Major: Psychology and Philosophy
Fun Fact: Loves yoga
I was at work. After stepping out to take the call, once I heard that I had been accepted to my placement, I was speechless. I dropped to the floor and all I wanted to do was scream. It was amazing.
My mom is my role model because she is strong and resilient. She raised my sisters and me by herself and she always encourages our dreams and motivates us to be our best selves.
I would like to get to know my community by doing active community activities. I really hope to do outdoors activities, like hiking!
I got my degree in Psychology and Philosophy. I chose Psychology because I really liked it and it let me explore my interest in human behavior. While I did not really do well in my intro Philosophy classes, I liked what I was learning. So, I decided to take two more classes and they blew me away by challenged me in a whole new way.
Being the president of the Black Student Alliance was one of the most inspiring experiences in my college. Taking on such responsibility showed me that I could take on the responsibility to lead such an amazing club.
Teacher, Akoyikoyi School
Creighton University ’15
Major: Social Work; minor in Spanish
Fun Fact: Attended the 2002 Winter Olympic Games in Salt Lake City and witnessed a very long and confusing curling match
My role model is my Mom. She is constantly looking for what can be done for everyone else and hardly ever uses the word “I” because she is completely selfless. She shares my passion for social work and solidarity with marginalized populations. I wouldn’t have applied for JVC without her support.
I am looking forward to snorkeling a lot with my community! I have only done it once before so crossing it off as a more regular and intense experience will be a great opportunity.
I am extremely excited to work with children K-3 at Akoyikoyi School because this is an age group I have not worked with in a few years, as my most recent experiences have been with adults. I am also looking forward to the opportunity to be immersed in another culture and language, and hopefully meeting and forming relationships with the families of my students in the surrounding villages.
The most inspiring experience I had while at Creighton was my semester in the Dominican Republic. I learned the beauty and utter despair of walking beside another in solidarity, and I realized the difficulty of acknowledging one’s privilege. I also was lead to some of the most fulfilling and diverse relationships I have, and learned the importance of humility and gratitude. This broadening of my world view lead me to JVC because I wanted to continue to learn and grow, as well as commit to an organization that valued both service and justice.
76.5% of JVs identify as female
23.5% identify as male
83.2% of JVs are 21 or 22 years old
16.8% are older, and all are under 35 years old
80% of JVs identify themselves as Catholic

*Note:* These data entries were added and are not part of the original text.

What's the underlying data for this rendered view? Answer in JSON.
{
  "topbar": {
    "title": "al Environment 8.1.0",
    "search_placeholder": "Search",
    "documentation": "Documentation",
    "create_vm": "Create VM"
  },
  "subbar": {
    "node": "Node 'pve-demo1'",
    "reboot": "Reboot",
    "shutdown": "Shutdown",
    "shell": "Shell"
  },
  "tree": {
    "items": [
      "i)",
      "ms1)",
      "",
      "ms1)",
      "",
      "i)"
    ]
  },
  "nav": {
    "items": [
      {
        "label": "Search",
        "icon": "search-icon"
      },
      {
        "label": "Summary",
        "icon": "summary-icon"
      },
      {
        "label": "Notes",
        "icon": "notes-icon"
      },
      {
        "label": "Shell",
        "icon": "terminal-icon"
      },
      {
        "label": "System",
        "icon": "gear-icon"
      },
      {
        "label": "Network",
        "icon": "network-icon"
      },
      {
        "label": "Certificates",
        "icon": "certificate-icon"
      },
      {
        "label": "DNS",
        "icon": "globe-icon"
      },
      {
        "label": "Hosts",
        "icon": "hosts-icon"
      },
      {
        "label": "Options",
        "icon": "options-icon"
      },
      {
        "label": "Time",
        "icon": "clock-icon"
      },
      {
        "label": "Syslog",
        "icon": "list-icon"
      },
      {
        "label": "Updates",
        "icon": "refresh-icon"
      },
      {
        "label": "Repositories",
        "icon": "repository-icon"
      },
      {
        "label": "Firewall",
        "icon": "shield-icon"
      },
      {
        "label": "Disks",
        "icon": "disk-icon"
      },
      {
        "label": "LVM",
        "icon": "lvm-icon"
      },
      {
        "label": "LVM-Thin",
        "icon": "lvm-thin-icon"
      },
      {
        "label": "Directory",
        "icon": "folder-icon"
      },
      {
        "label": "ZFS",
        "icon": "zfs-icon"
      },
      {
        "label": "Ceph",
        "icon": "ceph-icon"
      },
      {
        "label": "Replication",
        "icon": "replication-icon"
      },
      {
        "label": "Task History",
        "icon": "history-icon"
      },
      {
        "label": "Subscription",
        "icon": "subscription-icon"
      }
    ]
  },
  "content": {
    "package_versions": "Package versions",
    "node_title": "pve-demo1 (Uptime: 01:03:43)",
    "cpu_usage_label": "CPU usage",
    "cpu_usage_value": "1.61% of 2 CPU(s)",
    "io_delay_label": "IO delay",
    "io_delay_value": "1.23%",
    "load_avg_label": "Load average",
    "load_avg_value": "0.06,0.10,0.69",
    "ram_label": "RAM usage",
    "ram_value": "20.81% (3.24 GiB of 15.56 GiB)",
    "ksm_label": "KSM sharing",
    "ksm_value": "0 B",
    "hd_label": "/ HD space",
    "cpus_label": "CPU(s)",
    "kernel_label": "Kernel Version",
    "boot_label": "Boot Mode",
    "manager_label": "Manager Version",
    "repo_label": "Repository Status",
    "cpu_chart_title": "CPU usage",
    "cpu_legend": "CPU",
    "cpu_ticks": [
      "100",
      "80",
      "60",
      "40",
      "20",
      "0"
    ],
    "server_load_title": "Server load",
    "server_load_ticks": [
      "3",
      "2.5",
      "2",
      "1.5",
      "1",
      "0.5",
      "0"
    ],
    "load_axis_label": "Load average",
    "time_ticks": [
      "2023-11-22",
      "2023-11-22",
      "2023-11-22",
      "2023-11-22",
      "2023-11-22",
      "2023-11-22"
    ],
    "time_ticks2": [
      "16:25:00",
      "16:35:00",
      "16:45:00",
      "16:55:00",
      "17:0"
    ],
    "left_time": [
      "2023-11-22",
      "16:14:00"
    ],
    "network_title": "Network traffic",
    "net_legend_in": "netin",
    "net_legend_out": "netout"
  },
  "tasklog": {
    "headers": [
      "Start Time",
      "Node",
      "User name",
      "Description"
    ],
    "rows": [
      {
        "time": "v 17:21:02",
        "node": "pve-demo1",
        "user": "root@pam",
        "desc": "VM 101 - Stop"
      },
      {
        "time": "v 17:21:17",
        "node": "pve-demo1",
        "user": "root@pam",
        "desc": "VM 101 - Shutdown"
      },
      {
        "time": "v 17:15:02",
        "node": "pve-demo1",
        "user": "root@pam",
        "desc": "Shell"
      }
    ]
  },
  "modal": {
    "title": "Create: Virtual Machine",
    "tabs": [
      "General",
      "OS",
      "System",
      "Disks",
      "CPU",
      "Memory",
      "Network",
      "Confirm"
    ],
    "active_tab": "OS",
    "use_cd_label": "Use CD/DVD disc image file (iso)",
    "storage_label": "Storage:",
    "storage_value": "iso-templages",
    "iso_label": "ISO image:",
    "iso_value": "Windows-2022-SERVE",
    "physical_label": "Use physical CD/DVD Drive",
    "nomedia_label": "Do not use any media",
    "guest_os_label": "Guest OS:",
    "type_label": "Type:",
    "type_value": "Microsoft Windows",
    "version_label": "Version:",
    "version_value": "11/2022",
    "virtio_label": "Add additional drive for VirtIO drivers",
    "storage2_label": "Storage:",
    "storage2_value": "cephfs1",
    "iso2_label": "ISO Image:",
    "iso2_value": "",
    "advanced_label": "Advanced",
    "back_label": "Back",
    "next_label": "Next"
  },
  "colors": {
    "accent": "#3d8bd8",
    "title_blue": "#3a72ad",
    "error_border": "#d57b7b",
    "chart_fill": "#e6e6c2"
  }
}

84% of JVs identify themselves as White/Caucasian
6.7% as Hispanic or Latino
6% as Asian or Asian American
3.3% as African American or Black
<1% using another race/ethnicity
14% are first generation college students
11.3% have a family member who served as a Jesuit Volunteer